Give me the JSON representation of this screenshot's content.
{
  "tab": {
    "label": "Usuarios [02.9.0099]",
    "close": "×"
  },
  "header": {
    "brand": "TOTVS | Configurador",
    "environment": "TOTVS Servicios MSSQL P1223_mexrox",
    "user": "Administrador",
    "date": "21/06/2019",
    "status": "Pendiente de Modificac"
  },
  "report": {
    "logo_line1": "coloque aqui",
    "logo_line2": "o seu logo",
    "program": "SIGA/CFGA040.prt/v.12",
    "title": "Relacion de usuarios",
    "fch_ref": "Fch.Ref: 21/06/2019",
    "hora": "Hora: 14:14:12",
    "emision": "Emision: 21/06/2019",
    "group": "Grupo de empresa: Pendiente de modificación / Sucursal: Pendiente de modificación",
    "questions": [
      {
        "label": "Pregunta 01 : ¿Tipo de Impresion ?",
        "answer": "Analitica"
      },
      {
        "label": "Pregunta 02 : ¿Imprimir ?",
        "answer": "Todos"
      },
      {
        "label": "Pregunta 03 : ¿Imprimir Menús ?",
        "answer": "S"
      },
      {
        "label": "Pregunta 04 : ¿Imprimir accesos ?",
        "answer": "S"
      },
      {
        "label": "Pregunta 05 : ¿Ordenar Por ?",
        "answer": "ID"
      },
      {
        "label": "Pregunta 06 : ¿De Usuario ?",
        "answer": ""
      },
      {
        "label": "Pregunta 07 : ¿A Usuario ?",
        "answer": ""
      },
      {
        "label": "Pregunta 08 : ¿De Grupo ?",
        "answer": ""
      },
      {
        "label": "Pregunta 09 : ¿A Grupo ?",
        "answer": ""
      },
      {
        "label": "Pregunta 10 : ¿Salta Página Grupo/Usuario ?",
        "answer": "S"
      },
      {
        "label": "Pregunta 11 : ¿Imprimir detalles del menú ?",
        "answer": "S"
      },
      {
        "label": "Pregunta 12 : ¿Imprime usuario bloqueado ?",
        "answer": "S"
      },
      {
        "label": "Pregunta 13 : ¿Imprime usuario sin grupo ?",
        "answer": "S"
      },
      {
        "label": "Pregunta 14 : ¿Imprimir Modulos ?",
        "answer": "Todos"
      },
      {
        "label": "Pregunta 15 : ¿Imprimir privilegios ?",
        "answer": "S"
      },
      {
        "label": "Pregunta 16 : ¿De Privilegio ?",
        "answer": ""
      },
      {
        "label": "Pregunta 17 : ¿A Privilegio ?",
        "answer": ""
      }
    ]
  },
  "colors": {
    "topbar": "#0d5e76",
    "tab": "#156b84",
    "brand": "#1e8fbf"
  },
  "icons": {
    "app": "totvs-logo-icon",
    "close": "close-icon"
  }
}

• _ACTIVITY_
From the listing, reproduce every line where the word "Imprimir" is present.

• _FINISHED TASK_
        "label": "Pregunta 02 : ¿Imprimir ?",
        "label": "Pregunta 03 : ¿Imprimir Menús ?",
        "label": "Pregunta 04 : ¿Imprimir accesos ?",
        "label": "Pregunta 11 : ¿Imprimir detalles del menú ?",
        "label": "Pregunta 14 : ¿Imprimir Modulos ?",
        "label": "Pregunta 15 : ¿Imprimir privilegios ?",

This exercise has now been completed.